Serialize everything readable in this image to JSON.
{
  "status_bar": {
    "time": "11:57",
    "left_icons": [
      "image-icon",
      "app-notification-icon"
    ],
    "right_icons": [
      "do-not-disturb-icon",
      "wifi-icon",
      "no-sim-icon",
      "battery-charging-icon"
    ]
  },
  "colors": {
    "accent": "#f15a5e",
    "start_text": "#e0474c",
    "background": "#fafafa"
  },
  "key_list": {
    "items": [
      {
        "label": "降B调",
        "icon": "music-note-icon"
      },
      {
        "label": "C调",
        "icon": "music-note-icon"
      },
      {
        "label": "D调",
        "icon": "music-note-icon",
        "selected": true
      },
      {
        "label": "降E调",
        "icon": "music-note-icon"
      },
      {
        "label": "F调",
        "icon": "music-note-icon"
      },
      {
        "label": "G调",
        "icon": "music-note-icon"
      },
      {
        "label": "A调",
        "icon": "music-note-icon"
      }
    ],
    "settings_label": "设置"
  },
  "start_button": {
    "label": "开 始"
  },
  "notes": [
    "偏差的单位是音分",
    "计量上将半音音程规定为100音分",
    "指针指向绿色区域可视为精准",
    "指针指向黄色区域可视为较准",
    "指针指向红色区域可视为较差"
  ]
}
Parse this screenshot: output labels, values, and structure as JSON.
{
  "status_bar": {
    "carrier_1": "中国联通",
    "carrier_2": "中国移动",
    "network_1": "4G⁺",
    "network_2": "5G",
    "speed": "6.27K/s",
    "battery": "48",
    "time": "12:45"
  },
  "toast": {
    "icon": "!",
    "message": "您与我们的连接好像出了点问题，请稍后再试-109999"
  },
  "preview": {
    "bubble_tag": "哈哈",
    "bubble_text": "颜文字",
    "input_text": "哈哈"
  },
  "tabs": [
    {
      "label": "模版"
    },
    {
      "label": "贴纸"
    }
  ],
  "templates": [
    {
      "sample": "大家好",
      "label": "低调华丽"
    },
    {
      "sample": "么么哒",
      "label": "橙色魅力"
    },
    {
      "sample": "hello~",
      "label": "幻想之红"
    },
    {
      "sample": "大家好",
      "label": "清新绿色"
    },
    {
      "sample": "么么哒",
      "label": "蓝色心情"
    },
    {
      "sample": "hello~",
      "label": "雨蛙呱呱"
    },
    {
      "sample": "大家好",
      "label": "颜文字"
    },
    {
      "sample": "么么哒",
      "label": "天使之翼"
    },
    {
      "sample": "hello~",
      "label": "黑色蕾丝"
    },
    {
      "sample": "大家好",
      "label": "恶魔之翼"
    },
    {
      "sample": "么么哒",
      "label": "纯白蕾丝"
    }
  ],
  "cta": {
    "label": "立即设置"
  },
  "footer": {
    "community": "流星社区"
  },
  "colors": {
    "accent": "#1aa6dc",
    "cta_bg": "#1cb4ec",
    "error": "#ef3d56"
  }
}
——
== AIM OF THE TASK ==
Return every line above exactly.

== PROBLEM SOLUTION ==
Serialize everything readable in this image to JSON.
{
  "status_bar": {
    "time": "11:57",
    "left_icons": [
      "image-icon",
      "app-notification-icon"
    ],
    "right_icons": [
      "do-not-disturb-icon",
      "wifi-icon",
      "no-sim-icon",
      "battery-charging-icon"
    ]
  },
  "colors": {
    "accent": "#f15a5e",
    "start_text": "#e0474c",
    "background": "#fafafa"
  },
  "key_list": {
    "items": [
      {
        "label": "降B调",
        "icon": "music-note-icon"
      },
      {
        "label": "C调",
        "icon": "music-note-icon"
      },
      {
        "label": "D调",
        "icon": "music-note-icon",
        "selected": true
      },
      {
        "label": "降E调",
        "icon": "music-note-icon"
      },
      {
        "label": "F调",
        "icon": "music-note-icon"
      },
      {
        "label": "G调",
        "icon": "music-note-icon"
      },
      {
        "label": "A调",
        "icon": "music-note-icon"
      }
    ],
    "settings_label": "设置"
  },
  "start_button": {
    "label": "开 始"
  },
  "notes": [
    "偏差的单位是音分",
    "计量上将半音音程规定为100音分",
    "指针指向绿色区域可视为精准",
    "指针指向黄色区域可视为较准",
    "指针指向红色区域可视为较差"
  ]
}
Parse this screenshot: output labels, values, and structure as JSON.
{
  "status_bar": {
    "carrier_1": "中国联通",
    "carrier_2": "中国移动",
    "network_1": "4G⁺",
    "network_2": "5G",
    "speed": "6.27K/s",
    "battery": "48",
    "time": "12:45"
  },
  "toast": {
    "icon": "!",
    "message": "您与我们的连接好像出了点问题，请稍后再试-109999"
  },
  "preview": {
    "bubble_tag": "哈哈",
    "bubble_text": "颜文字",
    "input_text": "哈哈"
  },
  "tabs": [
    {
      "label": "模版"
    },
    {
      "label": "贴纸"
    }
  ],
  "templates": [
    {
      "sample": "大家好",
      "label": "低调华丽"
    },
    {
      "sample": "么么哒",
      "label": "橙色魅力"
    },
    {
      "sample": "hello~",
      "label": "幻想之红"
    },
    {
      "sample": "大家好",
      "label": "清新绿色"
    },
    {
      "sample": "么么哒",
      "label": "蓝色心情"
    },
    {
      "sample": "hello~",
      "label": "雨蛙呱呱"
    },
    {
      "sample": "大家好",
      "label": "颜文字"
    },
    {
      "sample": "么么哒",
      "label": "天使之翼"
    },
    {
      "sample": "hello~",
      "label": "黑色蕾丝"
    },
    {
      "sample": "大家好",
      "label": "恶魔之翼"
    },
    {
      "sample": "么么哒",
      "label": "纯白蕾丝"
    }
  ],
  "cta": {
    "label": "立即设置"
  },
  "footer": {
    "community": "流星社区"
  },
  "colors": {
    "accent": "#1aa6dc",
    "cta_bg": "#1cb4ec",
    "error": "#ef3d56"
  }
}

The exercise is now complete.